This is a journey without maps, and imagining how these societies might behave is pure guesswork. But it seems reasonable to expect that they will be more cautious, more conservative (with, of course, the small 'c'), more orderly, more concerned about the environment, maybe more anxious. It seems probable, too, that they will be less materialistic, or maybe "differently materialistic". It is not much help to try to judge whether the world of these older values will be more or less pleasant a place. Better just to accept that it will feel different, and that the difference will have pluses and minuses.

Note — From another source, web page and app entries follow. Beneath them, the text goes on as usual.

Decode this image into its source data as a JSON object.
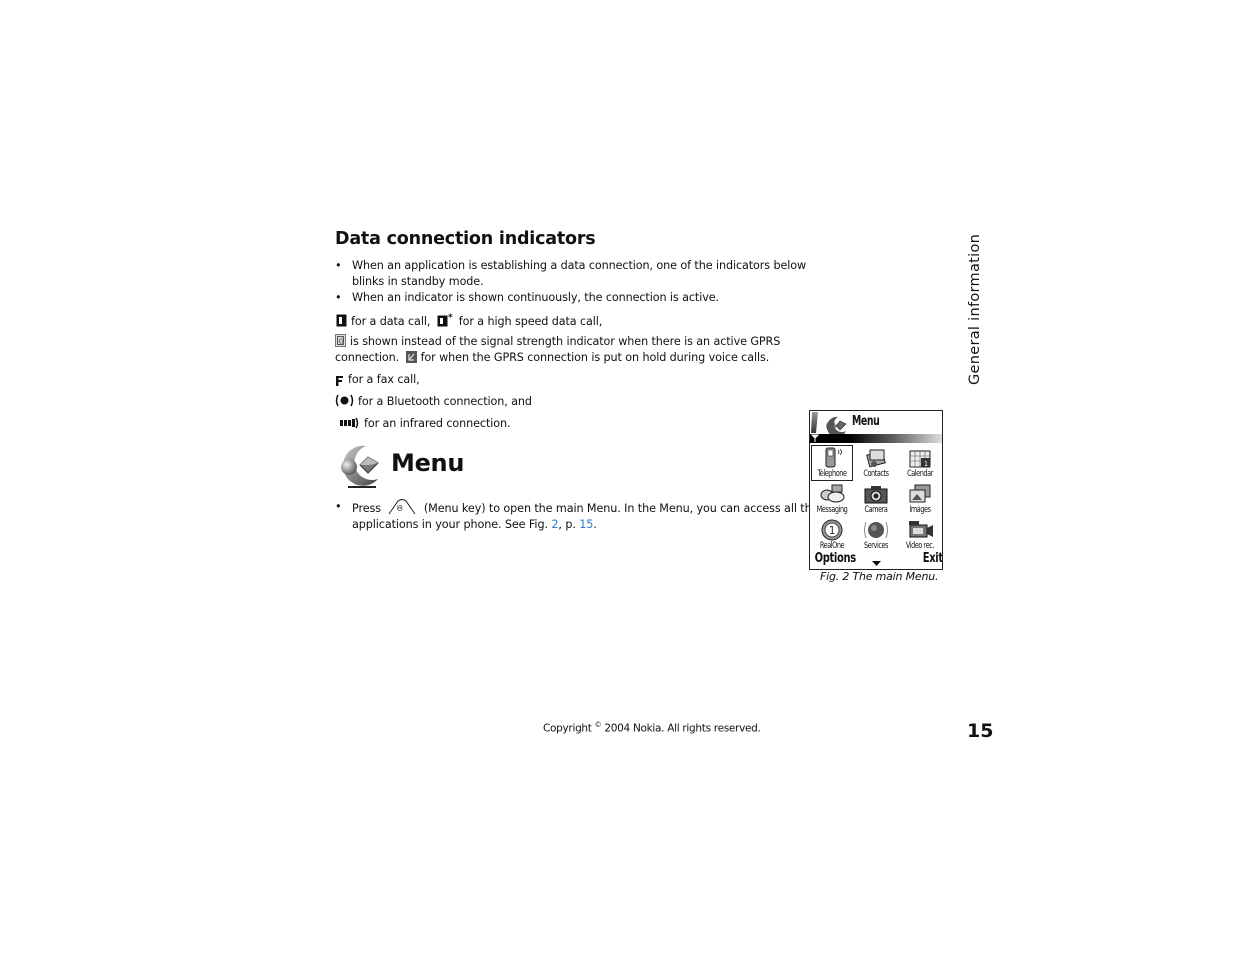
{
  "section": {
    "heading": "Data connection indicators",
    "bullets": [
      "When an application is establishing a data connection, one of the indicators below",
      "blinks in standby mode.",
      "When an indicator is shown continuously, the connection is active."
    ],
    "indicators": {
      "data_call": "for a data call,",
      "high_speed": "for a high speed data call,",
      "gprs_line1": "is shown instead of the signal strength indicator when there is an active GPRS",
      "gprs_line2_a": "connection.",
      "gprs_line2_b": "for when the GPRS connection is put on hold during voice calls.",
      "fax": "for a fax call,",
      "bluetooth": "for a Bluetooth connection, and",
      "infrared": "for an infrared connection."
    }
  },
  "menu_section": {
    "heading": "Menu",
    "press": "Press",
    "line1_rest": "(Menu key) to open the main Menu. In the Menu, you can access all the",
    "line2_a": "applications in your phone. See Fig.",
    "fig_link": "2",
    "line2_b": ", p.",
    "page_link": "15",
    "line2_end": "."
  },
  "phone_screen": {
    "title": "Menu",
    "items": [
      {
        "label": "Telephone",
        "icon": "telephone-icon",
        "selected": true
      },
      {
        "label": "Contacts",
        "icon": "contacts-icon"
      },
      {
        "label": "Calendar",
        "icon": "calendar-icon"
      },
      {
        "label": "Messaging",
        "icon": "messaging-icon"
      },
      {
        "label": "Camera",
        "icon": "camera-icon"
      },
      {
        "label": "Images",
        "icon": "images-icon"
      },
      {
        "label": "RealOne",
        "icon": "realone-icon"
      },
      {
        "label": "Services",
        "icon": "services-icon"
      },
      {
        "label": "Video rec.",
        "icon": "video-recorder-icon"
      }
    ],
    "left_softkey": "Options",
    "right_softkey": "Exit",
    "caption": "Fig. 2 The main Menu."
  },
  "side_tab": "General information",
  "footer": {
    "copyright_a": "Copyright",
    "copyright_symbol": "©",
    "copyright_b": "2004 Nokia. All rights reserved.",
    "page_number": "15"
  },
  "colors": {
    "link": "#2b7bd6",
    "text": "#111111"
  }
}
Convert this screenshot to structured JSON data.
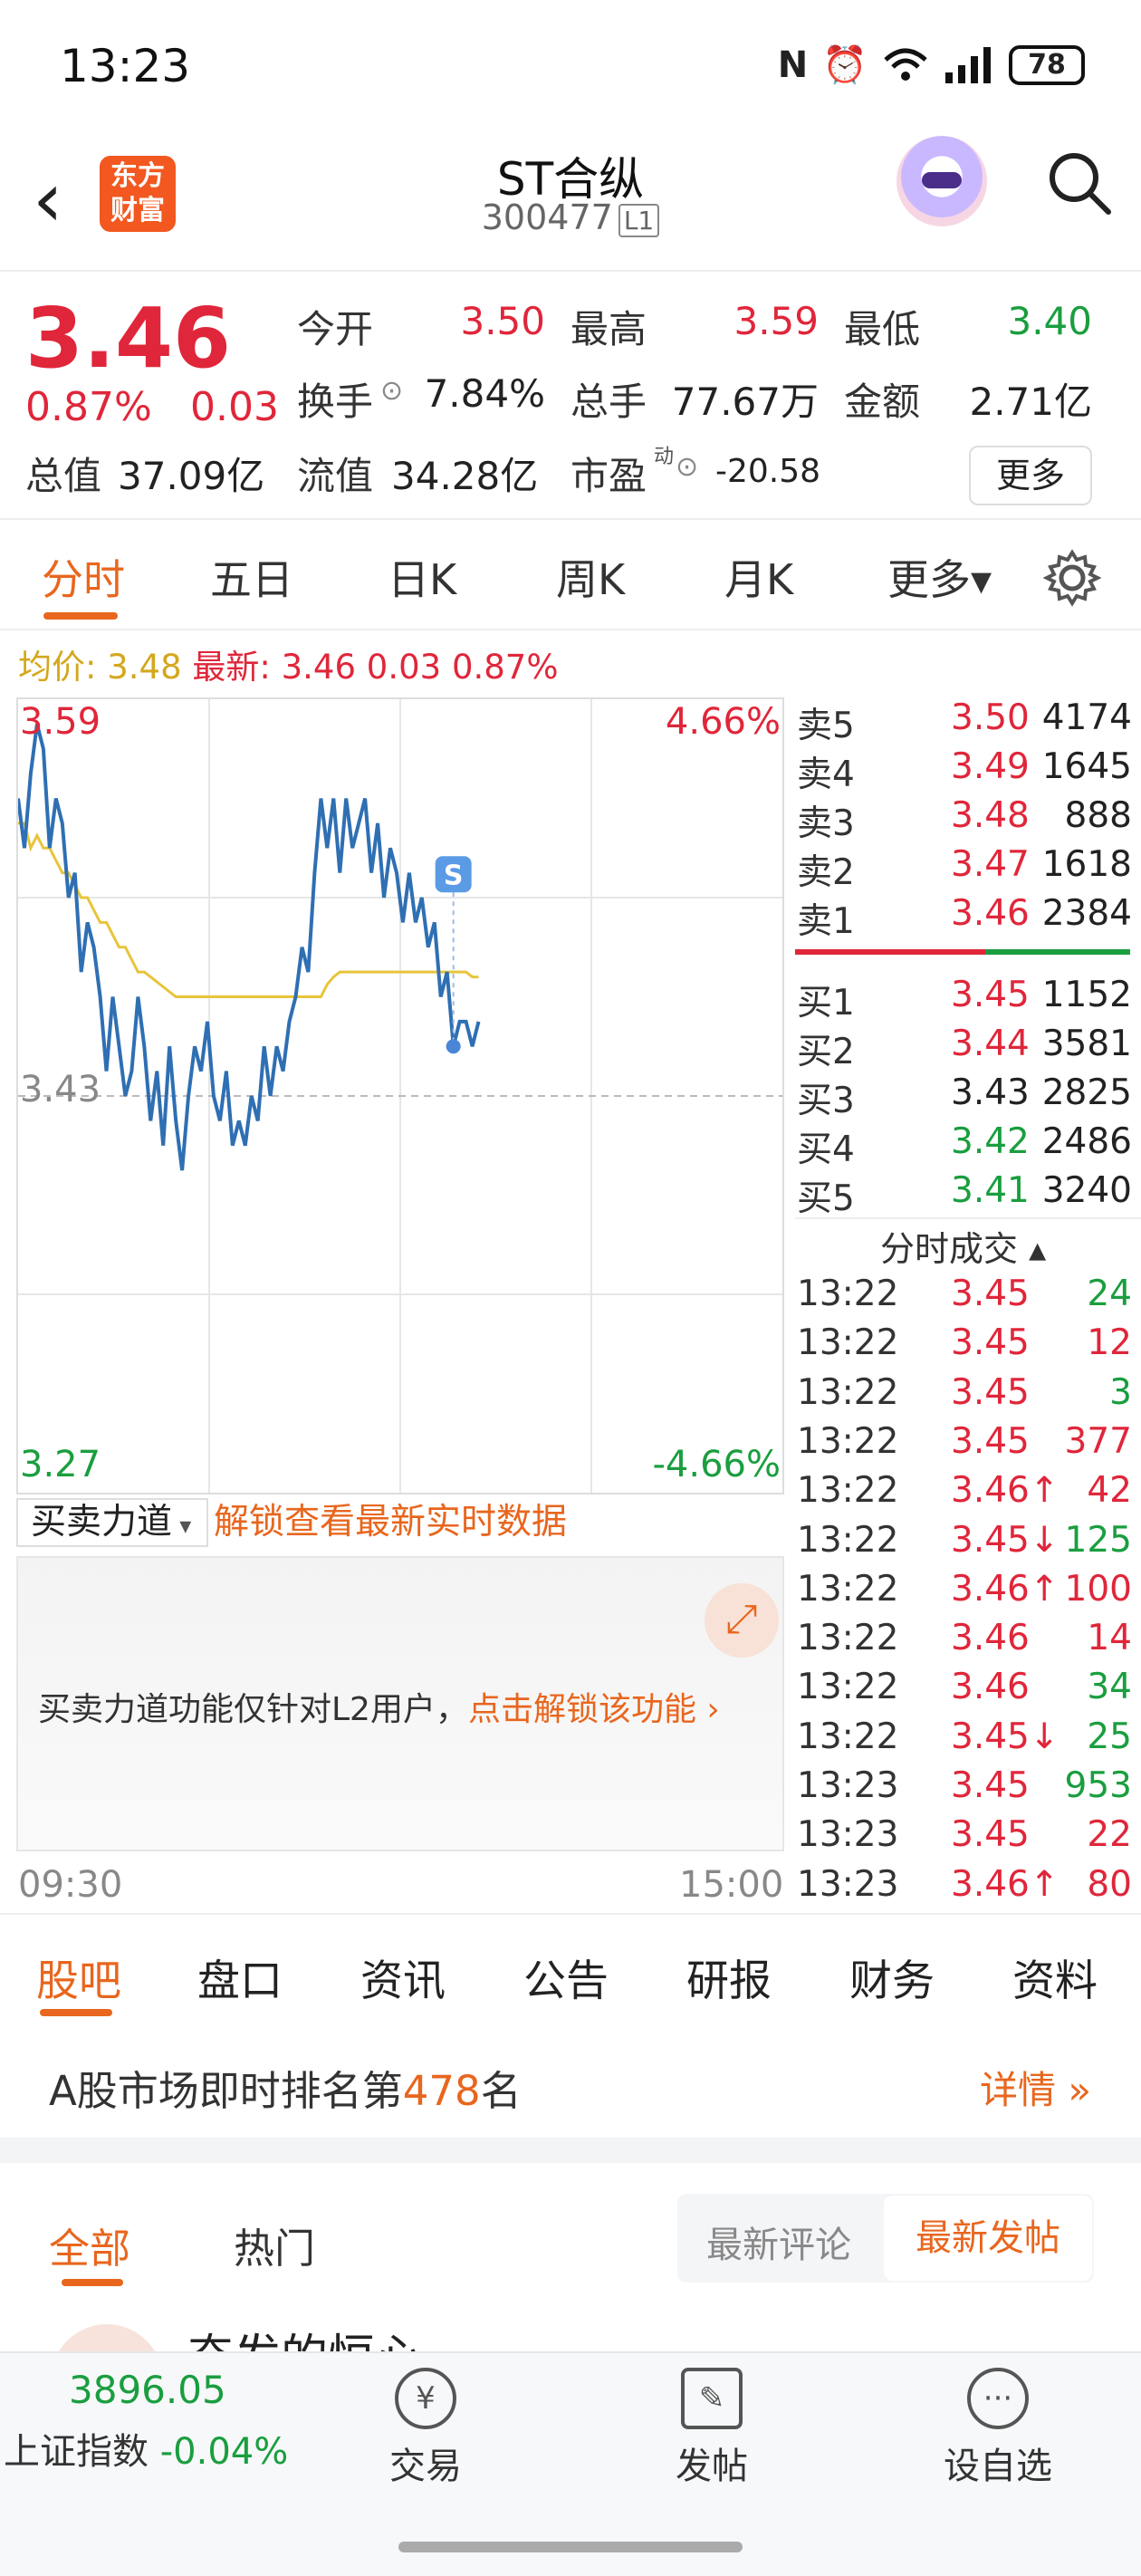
{
  "status_bar": {
    "time": "13:23",
    "battery": "78"
  },
  "header": {
    "title": "ST合纵",
    "code": "300477",
    "level": "L1",
    "logo_line1": "东方",
    "logo_line2": "财富"
  },
  "quote": {
    "price": "3.46",
    "pct": "0.87%",
    "chg": "0.03",
    "open_label": "今开",
    "open": "3.50",
    "high_label": "最高",
    "high": "3.59",
    "low_label": "最低",
    "low": "3.40",
    "turnover_label": "换手",
    "turnover": "7.84%",
    "volume_label": "总手",
    "volume": "77.67万",
    "amount_label": "金额",
    "amount": "2.71亿",
    "mktcap_label": "总值",
    "mktcap": "37.09亿",
    "float_label": "流值",
    "float": "34.28亿",
    "pe_label": "市盈",
    "pe_sup": "动",
    "pe": "-20.58",
    "more_button": "更多"
  },
  "chart_tabs": [
    "分时",
    "五日",
    "日K",
    "周K",
    "月K",
    "更多▾"
  ],
  "chart_info": {
    "avg_label": "均价:",
    "avg": "3.48",
    "last_label": "最新:",
    "last": "3.46",
    "last_chg": "0.03",
    "last_pct": "0.87%"
  },
  "chart_data": {
    "type": "line",
    "y_top": "3.59",
    "y_mid": "3.43",
    "y_bottom": "3.27",
    "pct_top": "4.66%",
    "pct_bottom": "-4.66%",
    "x_start": "09:30",
    "x_end": "15:00",
    "ylim": [
      3.27,
      3.59
    ],
    "prev_close": 3.43,
    "marker_label": "S",
    "series": [
      {
        "values": [
          3.55,
          3.53,
          3.56,
          3.58,
          3.57,
          3.53,
          3.55,
          3.54,
          3.51,
          3.52,
          3.48,
          3.5,
          3.49,
          3.47,
          3.44,
          3.47,
          3.45,
          3.43,
          3.44,
          3.47,
          3.45,
          3.42,
          3.44,
          3.41,
          3.45,
          3.42,
          3.4,
          3.43,
          3.45,
          3.44,
          3.46,
          3.43,
          3.42,
          3.44,
          3.41,
          3.42,
          3.41,
          3.43,
          3.42,
          3.45,
          3.43,
          3.45,
          3.44,
          3.46,
          3.47,
          3.49,
          3.48,
          3.52,
          3.55,
          3.53,
          3.55,
          3.52,
          3.55,
          3.53,
          3.54,
          3.55,
          3.52,
          3.54,
          3.51,
          3.53,
          3.52,
          3.5,
          3.52,
          3.5,
          3.51,
          3.49,
          3.5,
          3.47,
          3.48,
          3.45,
          3.46,
          3.46,
          3.45,
          3.46
        ]
      },
      {
        "values": [
          3.54,
          3.54,
          3.53,
          3.535,
          3.53,
          3.53,
          3.525,
          3.52,
          3.52,
          3.515,
          3.51,
          3.51,
          3.505,
          3.5,
          3.5,
          3.495,
          3.49,
          3.49,
          3.485,
          3.48,
          3.48,
          3.478,
          3.476,
          3.474,
          3.472,
          3.47,
          3.47,
          3.47,
          3.47,
          3.47,
          3.47,
          3.47,
          3.47,
          3.47,
          3.47,
          3.47,
          3.47,
          3.47,
          3.47,
          3.47,
          3.47,
          3.47,
          3.47,
          3.47,
          3.47,
          3.47,
          3.47,
          3.47,
          3.47,
          3.475,
          3.478,
          3.48,
          3.48,
          3.48,
          3.48,
          3.48,
          3.48,
          3.48,
          3.48,
          3.48,
          3.48,
          3.48,
          3.48,
          3.48,
          3.48,
          3.48,
          3.48,
          3.48,
          3.48,
          3.48,
          3.48,
          3.48,
          3.478,
          3.478
        ]
      }
    ]
  },
  "order_book": {
    "asks": [
      {
        "label": "卖5",
        "price": "3.50",
        "vol": "4174"
      },
      {
        "label": "卖4",
        "price": "3.49",
        "vol": "1645"
      },
      {
        "label": "卖3",
        "price": "3.48",
        "vol": "888"
      },
      {
        "label": "卖2",
        "price": "3.47",
        "vol": "1618"
      },
      {
        "label": "卖1",
        "price": "3.46",
        "vol": "2384"
      }
    ],
    "bids": [
      {
        "label": "买1",
        "price": "3.45",
        "vol": "1152"
      },
      {
        "label": "买2",
        "price": "3.44",
        "vol": "3581"
      },
      {
        "label": "买3",
        "price": "3.43",
        "vol": "2825"
      },
      {
        "label": "买4",
        "price": "3.42",
        "vol": "2486"
      },
      {
        "label": "买5",
        "price": "3.41",
        "vol": "3240"
      }
    ],
    "trades_title": "分时成交 ▴",
    "trades": [
      {
        "time": "13:22",
        "price": "3.45",
        "arrow": "",
        "vol": "24"
      },
      {
        "time": "13:22",
        "price": "3.45",
        "arrow": "",
        "vol": "12"
      },
      {
        "time": "13:22",
        "price": "3.45",
        "arrow": "",
        "vol": "3"
      },
      {
        "time": "13:22",
        "price": "3.45",
        "arrow": "",
        "vol": "377"
      },
      {
        "time": "13:22",
        "price": "3.46",
        "arrow": "↑",
        "vol": "42"
      },
      {
        "time": "13:22",
        "price": "3.45",
        "arrow": "↓",
        "vol": "125"
      },
      {
        "time": "13:22",
        "price": "3.46",
        "arrow": "↑",
        "vol": "100"
      },
      {
        "time": "13:22",
        "price": "3.46",
        "arrow": "",
        "vol": "14"
      },
      {
        "time": "13:22",
        "price": "3.46",
        "arrow": "",
        "vol": "34"
      },
      {
        "time": "13:22",
        "price": "3.45",
        "arrow": "↓",
        "vol": "25"
      },
      {
        "time": "13:23",
        "price": "3.45",
        "arrow": "",
        "vol": "953"
      },
      {
        "time": "13:23",
        "price": "3.45",
        "arrow": "",
        "vol": "22"
      },
      {
        "time": "13:23",
        "price": "3.46",
        "arrow": "↑",
        "vol": "80"
      }
    ]
  },
  "force": {
    "selector": "买卖力道",
    "unlock_link": "解锁查看最新实时数据",
    "message": "买卖力道功能仅针对L2用户，",
    "message_link": "点击解锁该功能 ›"
  },
  "bottom_tabs": [
    "股吧",
    "盘口",
    "资讯",
    "公告",
    "研报",
    "财务",
    "资料"
  ],
  "rank": {
    "prefix": "A股市场即时排名第",
    "number": "478",
    "suffix": "名",
    "detail": "详情 »"
  },
  "feed_tabs": {
    "all": "全部",
    "hot": "热门",
    "sort_comment": "最新评论",
    "sort_post": "最新发帖"
  },
  "post_peek": "奋发的恒心",
  "bottom_nav": {
    "index_value": "3896.05",
    "index_name": "上证指数",
    "index_chg": "-0.04%",
    "trade": "交易",
    "post": "发帖",
    "watch": "设自选"
  },
  "colors": {
    "up": "#e0263a",
    "down": "#1a9e3f",
    "accent": "#e8661e",
    "price_line": "#2f6fb3",
    "avg_line": "#e8c43a"
  }
}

It is worth remembering that this older developed world will not exist in isolation, for the ageing of the G7 nations will change the relationship between the developed world and what at present is still called the developing world. The dominance that has been the norm for two centuries will be reduced, simply because of the rebalancing of the world's population. Rapid economic growth outside the G7 will hasten the process. Eventually the developing world will age too, as birth rates fall. Some projections suggest that by 2050 China will have become the world's oldest society - as well as its oldest civilisation. But on a 20-year view, it will be "us" who are old and "them" who are young.
Curious, isn't it? Among all the uncertainties there is one thing about which we can be absolutely sure: the ageing of our societies. But beyond rethinking pensions in the UK (and to some extent in the US and the Netherlands), virtually no practical planning is being done. We have hardly begun to think about it. We should hurry. The pension debate ought to be the trigger for a much wider one about how to manage the old developed world.